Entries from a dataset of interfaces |
______
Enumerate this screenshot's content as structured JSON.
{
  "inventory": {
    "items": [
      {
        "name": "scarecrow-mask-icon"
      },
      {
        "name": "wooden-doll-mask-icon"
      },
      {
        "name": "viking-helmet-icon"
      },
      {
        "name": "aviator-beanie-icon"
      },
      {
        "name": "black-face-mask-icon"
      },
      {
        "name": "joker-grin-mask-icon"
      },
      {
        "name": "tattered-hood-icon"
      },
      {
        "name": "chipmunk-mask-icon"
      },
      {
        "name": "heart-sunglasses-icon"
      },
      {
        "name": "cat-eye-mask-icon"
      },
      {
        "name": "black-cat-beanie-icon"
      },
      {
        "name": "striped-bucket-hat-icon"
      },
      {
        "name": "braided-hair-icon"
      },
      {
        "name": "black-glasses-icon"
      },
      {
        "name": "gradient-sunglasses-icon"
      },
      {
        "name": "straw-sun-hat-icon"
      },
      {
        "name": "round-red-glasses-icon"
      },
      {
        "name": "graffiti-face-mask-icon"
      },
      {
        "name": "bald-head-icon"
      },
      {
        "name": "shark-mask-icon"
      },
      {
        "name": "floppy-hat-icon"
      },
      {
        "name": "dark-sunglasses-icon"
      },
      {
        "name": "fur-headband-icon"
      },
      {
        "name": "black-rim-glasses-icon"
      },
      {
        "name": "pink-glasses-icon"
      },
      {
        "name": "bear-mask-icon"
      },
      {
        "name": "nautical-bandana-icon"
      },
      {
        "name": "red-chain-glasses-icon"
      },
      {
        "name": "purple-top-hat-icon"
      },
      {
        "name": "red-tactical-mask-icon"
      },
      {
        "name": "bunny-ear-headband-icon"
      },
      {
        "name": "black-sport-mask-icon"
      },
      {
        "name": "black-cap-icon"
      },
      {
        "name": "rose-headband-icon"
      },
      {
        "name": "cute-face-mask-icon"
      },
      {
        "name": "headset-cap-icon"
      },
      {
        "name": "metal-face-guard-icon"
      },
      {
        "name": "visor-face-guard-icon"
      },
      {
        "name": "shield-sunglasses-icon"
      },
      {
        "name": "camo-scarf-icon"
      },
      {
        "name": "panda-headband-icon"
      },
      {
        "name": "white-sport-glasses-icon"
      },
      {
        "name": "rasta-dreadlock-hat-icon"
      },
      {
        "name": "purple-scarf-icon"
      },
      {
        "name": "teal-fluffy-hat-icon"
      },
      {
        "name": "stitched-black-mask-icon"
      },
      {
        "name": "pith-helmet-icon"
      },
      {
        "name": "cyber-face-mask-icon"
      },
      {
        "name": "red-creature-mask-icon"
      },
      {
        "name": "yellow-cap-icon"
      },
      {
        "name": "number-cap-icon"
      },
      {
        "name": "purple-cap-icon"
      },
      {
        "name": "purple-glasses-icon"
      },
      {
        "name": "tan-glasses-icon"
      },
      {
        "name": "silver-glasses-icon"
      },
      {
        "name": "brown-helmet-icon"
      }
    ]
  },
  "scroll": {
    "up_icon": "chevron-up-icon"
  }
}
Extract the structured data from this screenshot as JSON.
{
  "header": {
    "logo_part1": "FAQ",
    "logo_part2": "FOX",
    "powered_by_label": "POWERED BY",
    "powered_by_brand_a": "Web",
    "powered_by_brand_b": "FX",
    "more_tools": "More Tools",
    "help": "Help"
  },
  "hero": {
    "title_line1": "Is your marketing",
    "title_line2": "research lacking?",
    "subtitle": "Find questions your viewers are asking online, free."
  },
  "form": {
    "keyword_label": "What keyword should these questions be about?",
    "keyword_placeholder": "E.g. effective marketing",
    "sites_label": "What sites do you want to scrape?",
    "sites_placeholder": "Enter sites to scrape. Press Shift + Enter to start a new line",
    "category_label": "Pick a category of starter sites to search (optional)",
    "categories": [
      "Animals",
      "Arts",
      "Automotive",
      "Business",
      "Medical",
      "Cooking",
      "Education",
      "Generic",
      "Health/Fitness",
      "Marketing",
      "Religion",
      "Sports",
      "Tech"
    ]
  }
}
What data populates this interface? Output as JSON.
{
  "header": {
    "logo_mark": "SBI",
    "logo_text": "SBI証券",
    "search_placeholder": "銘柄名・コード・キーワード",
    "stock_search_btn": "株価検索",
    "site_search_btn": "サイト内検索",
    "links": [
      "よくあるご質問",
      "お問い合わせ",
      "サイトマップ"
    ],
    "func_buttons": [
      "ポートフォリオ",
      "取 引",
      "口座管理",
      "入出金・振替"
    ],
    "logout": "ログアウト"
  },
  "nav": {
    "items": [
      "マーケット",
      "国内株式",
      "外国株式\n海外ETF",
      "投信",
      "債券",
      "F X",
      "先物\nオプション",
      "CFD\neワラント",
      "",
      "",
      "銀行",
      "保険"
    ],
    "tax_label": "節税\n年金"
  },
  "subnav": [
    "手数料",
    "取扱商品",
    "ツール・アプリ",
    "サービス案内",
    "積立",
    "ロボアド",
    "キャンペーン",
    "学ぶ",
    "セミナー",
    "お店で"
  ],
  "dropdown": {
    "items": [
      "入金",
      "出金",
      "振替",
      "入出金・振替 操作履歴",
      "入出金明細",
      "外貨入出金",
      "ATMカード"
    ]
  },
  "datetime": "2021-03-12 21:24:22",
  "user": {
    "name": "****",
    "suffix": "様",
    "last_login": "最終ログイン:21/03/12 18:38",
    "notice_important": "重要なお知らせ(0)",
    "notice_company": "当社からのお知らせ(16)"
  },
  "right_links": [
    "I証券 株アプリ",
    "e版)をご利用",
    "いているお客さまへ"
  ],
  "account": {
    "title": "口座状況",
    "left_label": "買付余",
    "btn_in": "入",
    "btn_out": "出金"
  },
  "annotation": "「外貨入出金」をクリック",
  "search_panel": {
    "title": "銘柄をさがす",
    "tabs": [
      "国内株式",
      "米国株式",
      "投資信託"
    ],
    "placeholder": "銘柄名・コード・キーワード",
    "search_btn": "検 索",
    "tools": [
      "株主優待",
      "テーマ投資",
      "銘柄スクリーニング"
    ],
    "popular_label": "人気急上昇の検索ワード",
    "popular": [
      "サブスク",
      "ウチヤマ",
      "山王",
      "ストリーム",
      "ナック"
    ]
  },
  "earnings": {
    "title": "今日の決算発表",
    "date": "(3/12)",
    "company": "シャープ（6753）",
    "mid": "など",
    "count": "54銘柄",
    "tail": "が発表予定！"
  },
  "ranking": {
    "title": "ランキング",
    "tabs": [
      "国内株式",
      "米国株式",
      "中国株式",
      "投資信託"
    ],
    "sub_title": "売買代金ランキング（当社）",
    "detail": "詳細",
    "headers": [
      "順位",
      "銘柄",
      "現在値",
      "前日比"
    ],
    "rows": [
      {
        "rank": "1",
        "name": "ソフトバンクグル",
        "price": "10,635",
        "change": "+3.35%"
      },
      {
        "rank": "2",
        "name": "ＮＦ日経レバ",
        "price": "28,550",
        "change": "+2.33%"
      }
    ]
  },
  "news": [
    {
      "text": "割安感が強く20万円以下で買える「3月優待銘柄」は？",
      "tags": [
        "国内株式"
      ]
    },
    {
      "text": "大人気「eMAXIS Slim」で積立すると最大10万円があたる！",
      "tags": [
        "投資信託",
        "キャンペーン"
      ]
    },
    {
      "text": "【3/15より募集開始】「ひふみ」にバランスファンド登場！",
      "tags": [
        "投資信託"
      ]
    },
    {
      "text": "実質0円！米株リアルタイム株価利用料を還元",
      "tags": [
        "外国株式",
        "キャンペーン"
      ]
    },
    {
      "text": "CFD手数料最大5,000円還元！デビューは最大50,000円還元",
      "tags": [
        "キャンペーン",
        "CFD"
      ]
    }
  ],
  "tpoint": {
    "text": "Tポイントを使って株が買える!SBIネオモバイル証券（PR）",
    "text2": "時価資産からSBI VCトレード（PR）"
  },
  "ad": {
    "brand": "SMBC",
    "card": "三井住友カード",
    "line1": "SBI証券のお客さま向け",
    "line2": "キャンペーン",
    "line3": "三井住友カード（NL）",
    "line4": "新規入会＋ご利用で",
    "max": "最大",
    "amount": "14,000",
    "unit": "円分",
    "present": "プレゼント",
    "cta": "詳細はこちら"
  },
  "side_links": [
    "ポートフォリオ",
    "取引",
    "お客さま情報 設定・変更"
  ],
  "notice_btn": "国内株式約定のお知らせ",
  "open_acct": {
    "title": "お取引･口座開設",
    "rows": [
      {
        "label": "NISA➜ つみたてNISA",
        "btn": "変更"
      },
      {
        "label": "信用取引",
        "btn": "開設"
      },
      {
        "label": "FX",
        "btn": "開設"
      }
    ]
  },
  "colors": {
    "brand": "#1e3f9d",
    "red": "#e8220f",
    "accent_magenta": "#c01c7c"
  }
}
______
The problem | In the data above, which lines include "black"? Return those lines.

Solution |
        "name": "black-face-mask-icon"
        "name": "black-cat-beanie-icon"
        "name": "black-glasses-icon"
        "name": "black-rim-glasses-icon"
        "name": "black-sport-mask-icon"
        "name": "black-cap-icon"
        "name": "stitched-black-mask-icon"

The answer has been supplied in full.